DATA SUPPLIED Block Start

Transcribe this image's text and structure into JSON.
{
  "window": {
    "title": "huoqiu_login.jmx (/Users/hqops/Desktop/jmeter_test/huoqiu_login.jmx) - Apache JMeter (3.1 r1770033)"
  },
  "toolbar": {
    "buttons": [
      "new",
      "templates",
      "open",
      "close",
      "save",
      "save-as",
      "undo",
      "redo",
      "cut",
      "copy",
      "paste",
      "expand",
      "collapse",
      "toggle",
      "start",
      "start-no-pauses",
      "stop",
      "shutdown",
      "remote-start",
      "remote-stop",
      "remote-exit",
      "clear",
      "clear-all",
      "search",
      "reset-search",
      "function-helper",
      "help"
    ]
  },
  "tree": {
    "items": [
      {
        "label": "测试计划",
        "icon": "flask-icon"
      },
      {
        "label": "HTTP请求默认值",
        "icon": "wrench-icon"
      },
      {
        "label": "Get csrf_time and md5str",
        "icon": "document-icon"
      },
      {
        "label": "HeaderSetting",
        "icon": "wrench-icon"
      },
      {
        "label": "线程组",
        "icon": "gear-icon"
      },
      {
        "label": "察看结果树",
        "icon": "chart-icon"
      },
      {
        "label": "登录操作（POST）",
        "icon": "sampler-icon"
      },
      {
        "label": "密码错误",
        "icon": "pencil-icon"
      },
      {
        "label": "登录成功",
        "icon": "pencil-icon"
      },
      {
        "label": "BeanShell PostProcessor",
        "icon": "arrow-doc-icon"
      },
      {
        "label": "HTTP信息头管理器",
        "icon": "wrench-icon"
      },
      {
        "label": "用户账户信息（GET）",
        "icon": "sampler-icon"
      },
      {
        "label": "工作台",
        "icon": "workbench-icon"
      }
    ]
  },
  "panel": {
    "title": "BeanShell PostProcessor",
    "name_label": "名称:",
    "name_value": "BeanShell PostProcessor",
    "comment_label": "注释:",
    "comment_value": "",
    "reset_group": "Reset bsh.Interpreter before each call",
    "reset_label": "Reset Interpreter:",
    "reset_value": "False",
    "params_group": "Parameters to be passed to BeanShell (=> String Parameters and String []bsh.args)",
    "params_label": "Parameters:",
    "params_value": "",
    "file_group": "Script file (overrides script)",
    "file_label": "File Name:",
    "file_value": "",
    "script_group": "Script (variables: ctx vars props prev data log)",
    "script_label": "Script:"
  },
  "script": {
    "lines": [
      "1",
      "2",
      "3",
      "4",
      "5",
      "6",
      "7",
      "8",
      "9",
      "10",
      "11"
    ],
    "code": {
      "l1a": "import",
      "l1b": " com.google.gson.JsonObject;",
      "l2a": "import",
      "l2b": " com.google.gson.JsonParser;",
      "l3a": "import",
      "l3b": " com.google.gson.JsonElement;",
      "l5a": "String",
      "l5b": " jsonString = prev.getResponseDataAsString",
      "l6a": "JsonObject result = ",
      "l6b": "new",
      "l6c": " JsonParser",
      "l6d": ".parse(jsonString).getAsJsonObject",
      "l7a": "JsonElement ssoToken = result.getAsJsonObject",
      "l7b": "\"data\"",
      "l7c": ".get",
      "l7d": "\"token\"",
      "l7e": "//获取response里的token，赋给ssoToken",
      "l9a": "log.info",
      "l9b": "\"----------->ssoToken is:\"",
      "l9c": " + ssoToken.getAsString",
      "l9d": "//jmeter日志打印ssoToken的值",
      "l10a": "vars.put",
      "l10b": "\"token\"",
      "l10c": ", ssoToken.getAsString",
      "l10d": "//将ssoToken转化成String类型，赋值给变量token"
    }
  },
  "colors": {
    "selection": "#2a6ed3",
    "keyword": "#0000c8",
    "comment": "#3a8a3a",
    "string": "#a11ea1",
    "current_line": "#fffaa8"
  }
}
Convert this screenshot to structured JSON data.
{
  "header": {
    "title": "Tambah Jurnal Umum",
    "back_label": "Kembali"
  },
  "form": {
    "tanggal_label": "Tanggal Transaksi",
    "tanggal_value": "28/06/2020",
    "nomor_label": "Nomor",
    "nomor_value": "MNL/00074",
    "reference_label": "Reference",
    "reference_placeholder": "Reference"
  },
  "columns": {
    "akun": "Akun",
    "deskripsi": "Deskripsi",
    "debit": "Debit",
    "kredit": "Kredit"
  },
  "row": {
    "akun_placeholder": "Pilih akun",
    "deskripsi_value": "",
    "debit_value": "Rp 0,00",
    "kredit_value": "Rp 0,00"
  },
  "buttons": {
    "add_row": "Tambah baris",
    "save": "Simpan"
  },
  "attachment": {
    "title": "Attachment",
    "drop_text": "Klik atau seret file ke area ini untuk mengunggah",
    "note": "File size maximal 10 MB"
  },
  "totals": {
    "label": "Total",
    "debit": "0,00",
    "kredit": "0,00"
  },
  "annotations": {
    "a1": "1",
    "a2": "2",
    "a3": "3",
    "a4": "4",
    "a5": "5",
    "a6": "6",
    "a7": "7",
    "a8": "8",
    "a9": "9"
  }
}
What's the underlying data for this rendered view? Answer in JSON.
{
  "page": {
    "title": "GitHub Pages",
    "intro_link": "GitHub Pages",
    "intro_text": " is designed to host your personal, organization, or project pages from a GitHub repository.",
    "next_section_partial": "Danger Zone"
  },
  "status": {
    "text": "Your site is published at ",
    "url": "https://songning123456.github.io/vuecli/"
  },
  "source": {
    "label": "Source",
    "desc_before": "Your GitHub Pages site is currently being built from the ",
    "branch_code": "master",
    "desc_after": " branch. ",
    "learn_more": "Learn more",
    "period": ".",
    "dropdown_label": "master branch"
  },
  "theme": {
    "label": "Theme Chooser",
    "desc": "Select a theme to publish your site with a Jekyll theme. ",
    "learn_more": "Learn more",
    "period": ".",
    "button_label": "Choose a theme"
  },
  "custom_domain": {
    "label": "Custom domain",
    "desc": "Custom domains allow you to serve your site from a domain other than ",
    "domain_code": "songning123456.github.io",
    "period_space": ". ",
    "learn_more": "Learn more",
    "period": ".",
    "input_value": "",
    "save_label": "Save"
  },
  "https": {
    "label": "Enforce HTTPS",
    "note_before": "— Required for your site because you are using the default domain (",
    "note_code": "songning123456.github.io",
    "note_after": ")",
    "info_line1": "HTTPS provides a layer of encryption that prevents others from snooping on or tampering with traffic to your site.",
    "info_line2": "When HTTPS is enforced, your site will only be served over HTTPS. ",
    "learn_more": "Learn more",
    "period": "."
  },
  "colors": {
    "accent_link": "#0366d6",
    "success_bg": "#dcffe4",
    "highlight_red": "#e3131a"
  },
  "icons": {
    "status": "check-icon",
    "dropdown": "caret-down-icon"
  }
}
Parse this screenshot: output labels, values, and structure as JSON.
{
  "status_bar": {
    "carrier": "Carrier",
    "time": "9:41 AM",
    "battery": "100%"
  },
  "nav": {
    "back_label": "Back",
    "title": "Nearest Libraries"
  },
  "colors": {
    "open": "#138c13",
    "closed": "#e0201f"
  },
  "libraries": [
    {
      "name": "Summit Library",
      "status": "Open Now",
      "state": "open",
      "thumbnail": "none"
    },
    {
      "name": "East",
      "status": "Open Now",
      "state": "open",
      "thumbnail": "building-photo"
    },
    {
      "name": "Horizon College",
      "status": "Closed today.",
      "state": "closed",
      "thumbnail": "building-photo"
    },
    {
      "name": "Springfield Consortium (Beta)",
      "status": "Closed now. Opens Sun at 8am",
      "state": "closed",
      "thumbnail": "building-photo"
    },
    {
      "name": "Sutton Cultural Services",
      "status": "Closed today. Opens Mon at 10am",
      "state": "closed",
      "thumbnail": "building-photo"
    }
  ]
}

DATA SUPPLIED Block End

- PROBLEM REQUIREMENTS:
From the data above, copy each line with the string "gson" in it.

- RESPONSE:
      "l1b": " com.google.gson.JsonObject;",
      "l2b": " com.google.gson.JsonParser;",
      "l3b": " com.google.gson.JsonElement;",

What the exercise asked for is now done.